Company Developing Tech to Identify Allosteric Mutations Raises Big Funds

Black Diamond Therapeutics receives $85 million in its Series B round.

Cambridge, Massachusetts–based Black Diamond Therapeutics is developing a technology platform to map tumor-agnostic allosteric mutations that drive cancer cells to develop inhibitors against current drugs. Allostery is a process by which proteins transmit the effect of binding at one site to another, often distal, functional site, allowing for regulation of activity.

Both allosteric and kinase domain mutations activate oncogenes, which are known to cause the growth of cancer cells. Identifying these mutations is necessary to develop drugs that can inhibit the activation of oncogenes. Kinase domain mutation inhibitors have become the standard of care for a number of different cancers, but allosteric mutations have not yet been explored.

Black Diamond is taking on the challenge and has a number of backers that believe in the technology. Follow an initial Series A funding round in which it raised $20 million from founding investor Versant Ventures, the company recently completed a successful Series B round, bringing in an additional $85 million from New Enterprise Associates and RA Capital Management, among others.

The funding will be used by Black Diamond to develop its pipeline candidates, which include allosteric HER2 and EGFR driver mutations that occur across a range of tissue type tumors, as well as other undisclosed programs. According to the company, its technology is designed to create precision medicines by isolating “druggable mutation baskets.”

 

 

 

David Alvaro, Ph.D.

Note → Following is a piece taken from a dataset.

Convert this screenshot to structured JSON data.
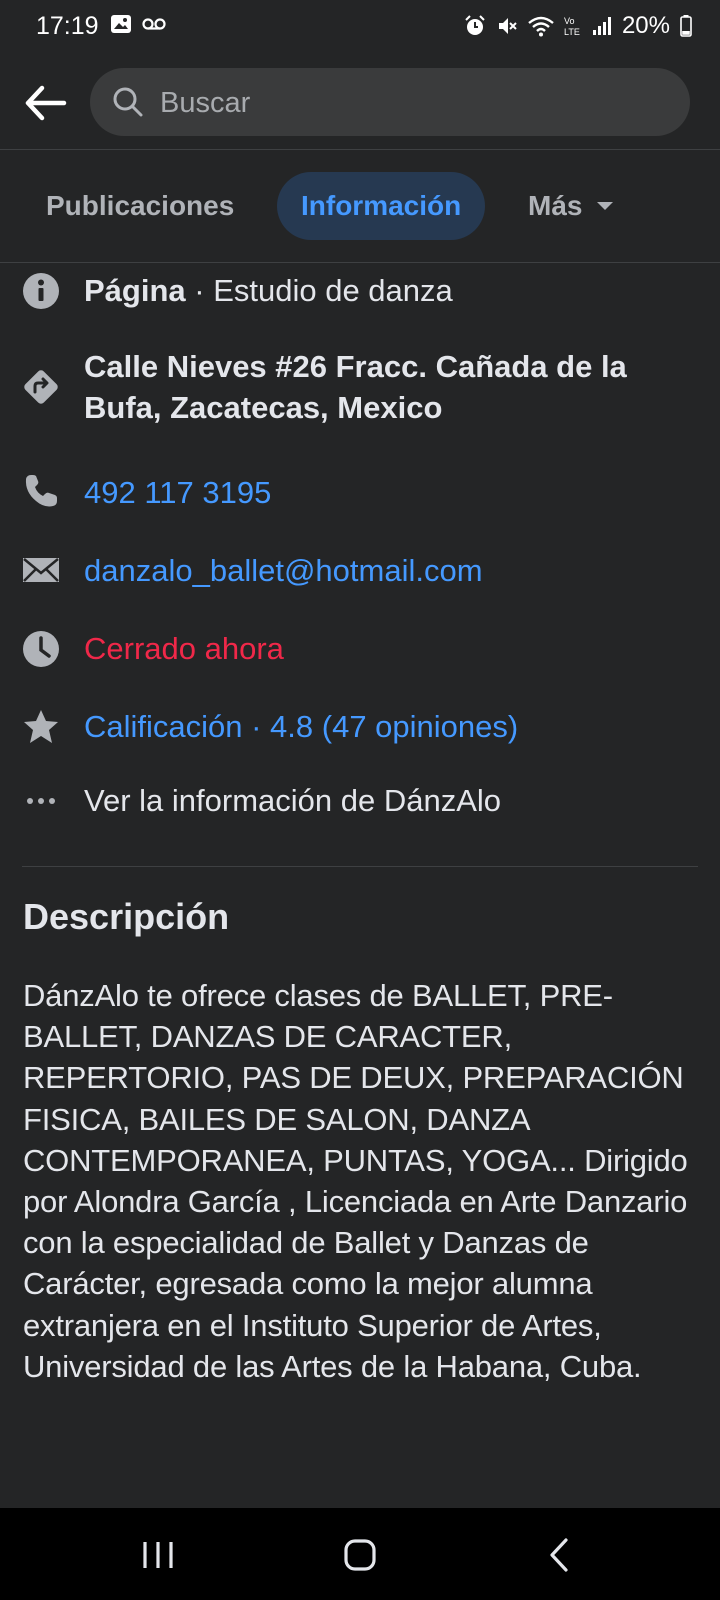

David is Scientific Editorial Director for That’s Nice and the Pharma’s Almanac content enterprise, responsible for directing and generating industry, scientific and research-based content, including client-owned strategic content. Before joining That’s Nice, David served as a scientific editor for the multidisciplinary scientific journal Annals of the New York Academy of Sciences. He received a B.A. in Biology from New York University and a Ph.D. in Genetics and Development from Columbia University.